Homeland Season 2 episode 1 recap

You can only do it once, what I just did. No matter how many seasons of a show there are, you can only once catch up so that you’re ready with the rest of the world.   After that, you have to wait between breaks like everyone else. I do know this – and yet I still feel like I got the best gift of all.

Because for me, it was only a week without Carrie Matheson – and still I got anxious.  Seeing her again was so… not just comforting, but structuring. I felt like the world had parameters. In fact, we begin with no end of parameters. Carrie is decidedly not in intelligence, working as an ESL teacher and living with her family (does her sister’s husband never appear? Why am I the only one who finds this mysterious?)  Meanwhile, the Brodies are moving on up – Congressman Dad means better schools for Dana and Chris, and while they still live in that house that I can’t help but find depressing, it is, at least, seeming brighter. Life continues apace.

But what I love about this show is how readily all these characters accept change.   Brody goes from being a congressman to a candidate for Vice President to a double agent still working for Nazir to a faithful, brokenhearted Muslim in the space of a couple of days. He’s multilayered, and each thing that he is doesn’t preclude what he was before.

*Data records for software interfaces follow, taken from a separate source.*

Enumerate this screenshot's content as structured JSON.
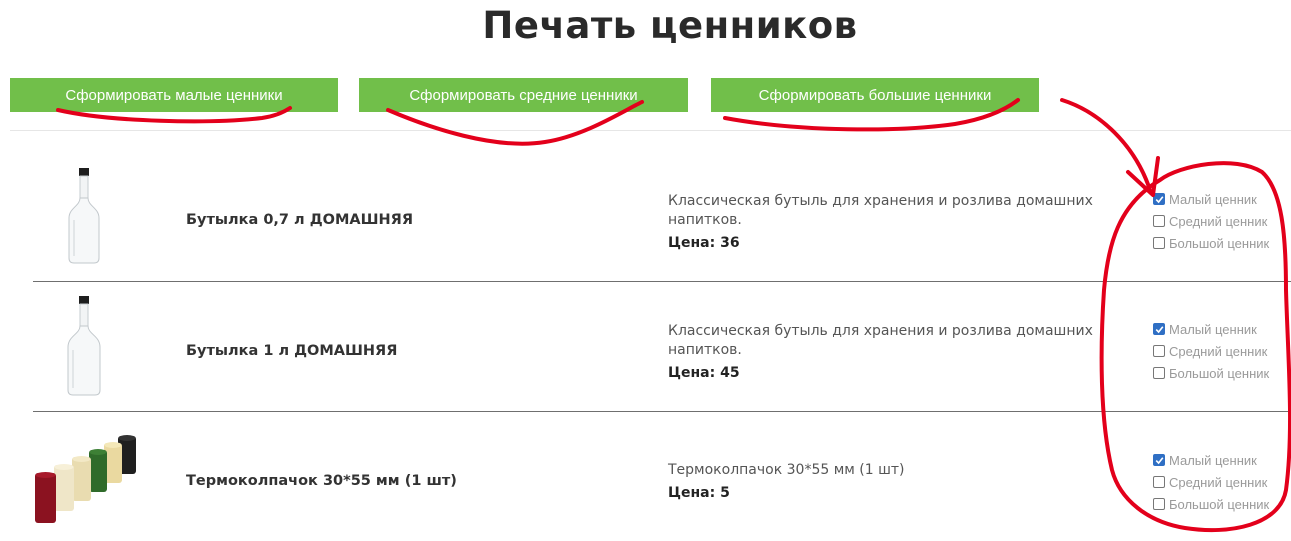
{
  "page": {
    "title": "Печать ценников"
  },
  "buttons": {
    "small": "Сформировать малые ценники",
    "medium": "Сформировать средние ценники",
    "large": "Сформировать большие ценники"
  },
  "products": [
    {
      "name": "Бутылка 0,7 л ДОМАШНЯЯ",
      "description": "Классическая бутыль для хранения и розлива домашних напитков.",
      "price": "Цена: 36",
      "options": [
        {
          "label": "Малый ценник",
          "checked": true
        },
        {
          "label": "Средний ценник",
          "checked": false
        },
        {
          "label": "Большой ценник",
          "checked": false
        }
      ]
    },
    {
      "name": "Бутылка 1 л ДОМАШНЯЯ",
      "description": "Классическая бутыль для хранения и розлива домашних напитков.",
      "price": "Цена: 45",
      "options": [
        {
          "label": "Малый ценник",
          "checked": true
        },
        {
          "label": "Средний ценник",
          "checked": false
        },
        {
          "label": "Большой ценник",
          "checked": false
        }
      ]
    },
    {
      "name": "Термоколпачок 30*55 мм (1 шт)",
      "description": "Термоколпачок 30*55 мм (1 шт)",
      "price": "Цена: 5",
      "options": [
        {
          "label": "Малый ценник",
          "checked": true
        },
        {
          "label": "Средний ценник",
          "checked": false
        },
        {
          "label": "Большой ценник",
          "checked": false
        }
      ]
    }
  ],
  "colors": {
    "button": "#71bf4a",
    "annotation": "#e3001b",
    "checkbox": "#2f6fc4"
  }
}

David Estes goes from being scornful of Carrie to immediately respectful when he needs her – even impressed with the idea that she created a relationship so strong that now, nobody else will do.   

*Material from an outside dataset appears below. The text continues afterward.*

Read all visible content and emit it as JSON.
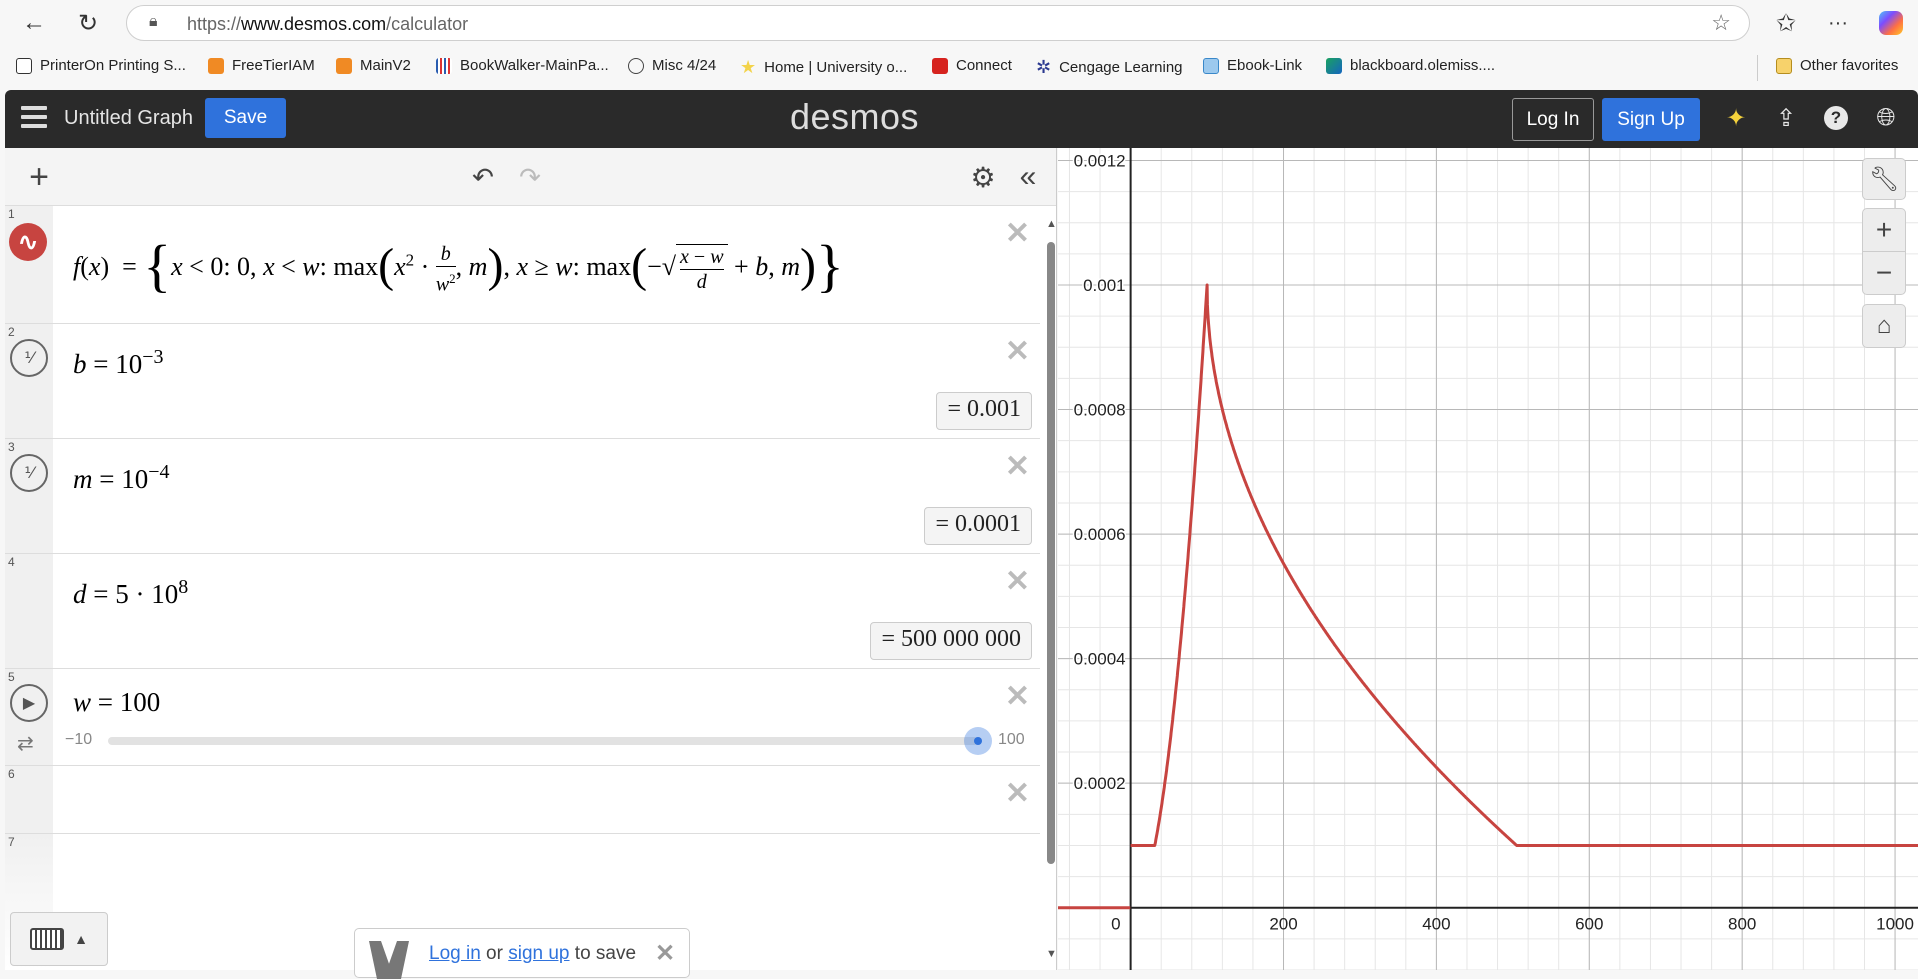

It’s a human trait. We adapt to the situations we’re in. We accept the new realities surprisingly easily. I have only love for Dana Brody, obviously, but even though she knows she was right in the school argument (although the setup was a little much), it will be a very, very long time before she talks out of turn again. She’s seen what can happen when she doesn’t watch her mouth. She is scared. She has reason to be – and I’m not just talking about the histrionics of that mother. Morena Baccarin is probably a good actress, but Jessica irritates me more than I can possibly say.

And then there’s Carrie.

When we saw her last, she was undergoing shock therapy. We were all but promised that she would have memory loss. Is that why she’s having trouble committing the details of Kate Morrisey’s life to memory? (As a sidebar, I should, as a woman of the world, be unmoved when people on TV mention real places in Canada such as the Queensway Carleton Hospital. I am not, however, unmoved. I was chuffed.)

Isn’t this exactly what Carrie wanted? To be not only back in a mission, but begged to be back in? Pursued?  Did she know what she was doing when she turned down the agent outside her classroom?  Had she eagerly gone with him, she wouldn’t have had David Estes outside her door, Saul on the phone, and her family clucking around her as she made her plans to leave. Did Carrie luck into the exact situation she wanted, or did she engineer it into being somehow? We know she’s capable of a long game. How long?

We’re not meant to know the answer, I don’t think. We’re meant only to notice how Carrie drops back into her life. Easily, quickly throws together a small bag, navigates the streets with aplomb, and picks up conversations with Saul as though it’s been hours, not months, since they last spoke. There is muscle memory here, and it picks up for her immediately, even if Carrie’s conscious mind is feeling hesitant.   

Did you notice, too, how Saul’s demeanor changes when he talks to Carrie? No matter how he didn’t want her there, whether for her protection or his own sanity, as soon as they’re talking, like old times, his voice takes on a lilt, reacting to her world-weary sardonic talk.   

And then, in just a few moves, she becomes Carrie again. How long did she think about ditching that cellphone? A second? Five?  As soon as she did it, she was our girl. Into the bazaar, dashing around – and I was begging and pleading for her to get a new headscarf, so shout-out to the producers for making me wait as long as humanly possible – to the last possible second – and then, once she’s been caught and quickly dispensed with her pursuer…

That smile. I’m sure it’s been the most remarked-upon element of the episode, so let me just pile on. I loved it so much. It was so smart. It is victorious and elated as she comes back into herself, and not a little unglued. It is not the measured Carrie of a season ago – if that Carrie could be considered measured. She is wild, she is completely on her own, and she is remembering what it is like to do something you were meant to do – which is also the something that may spell your downfall.   Not by accident is it true that genius is so often next to madness. 

Carrie Matheson returns. All hail Carrie Matheson.

Attached - Damian Lewis in New York last week.